What is required: Below are some records; give them all again exactly, but not the pictures.

Material shown:
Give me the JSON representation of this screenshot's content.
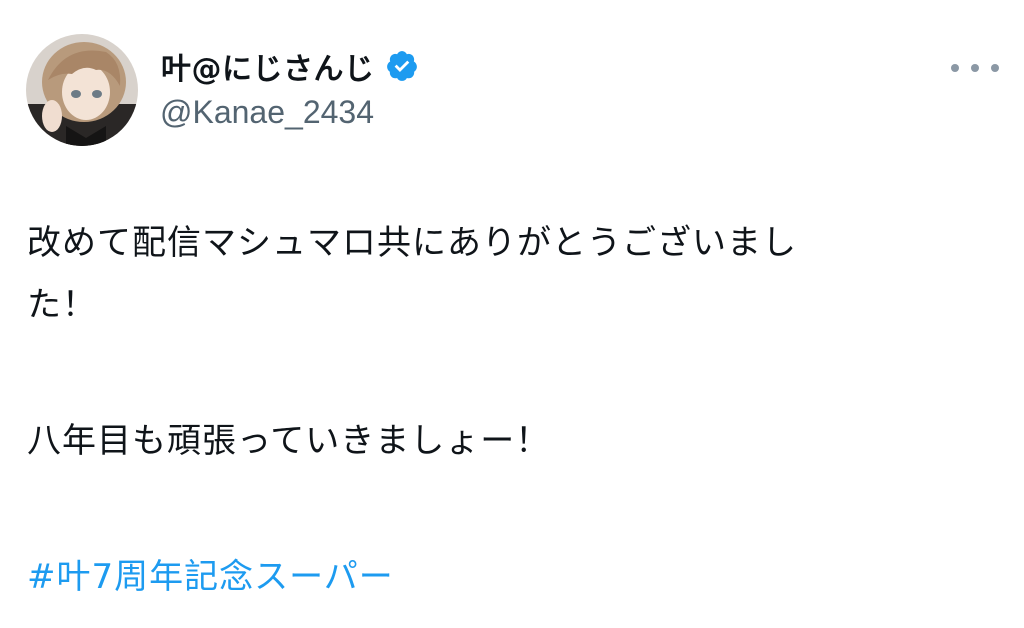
{
  "user": {
    "display_name": "叶@にじさんじ",
    "handle": "@Kanae_2434",
    "verified_icon": "verified-badge-icon",
    "avatar_icon": "avatar"
  },
  "actions": {
    "more_icon": "more-options-icon"
  },
  "tweet": {
    "line1": "改めて配信マシュマロ共にありがとうございまし",
    "line2": "た！",
    "line3": "八年目も頑張っていきましょー！",
    "hashtag": "#叶7周年記念スーパー"
  },
  "colors": {
    "text": "#0f1419",
    "secondary": "#536471",
    "accent": "#1d9bf0",
    "icon_gray": "#8b98a5"
  }
}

Exercise result:
Give me the JSON representation of this screenshot's content.
{
  "user": {
    "display_name": "叶@にじさんじ",
    "handle": "@Kanae_2434",
    "verified_icon": "verified-badge-icon",
    "avatar_icon": "avatar"
  },
  "actions": {
    "more_icon": "more-options-icon"
  },
  "tweet": {
    "line1": "改めて配信マシュマロ共にありがとうございまし",
    "line2": "た！",
    "line3": "八年目も頑張っていきましょー！",
    "hashtag": "#叶7周年記念スーパー"
  },
  "colors": {
    "text": "#0f1419",
    "secondary": "#536471",
    "accent": "#1d9bf0",
    "icon_gray": "#8b98a5"
  }
}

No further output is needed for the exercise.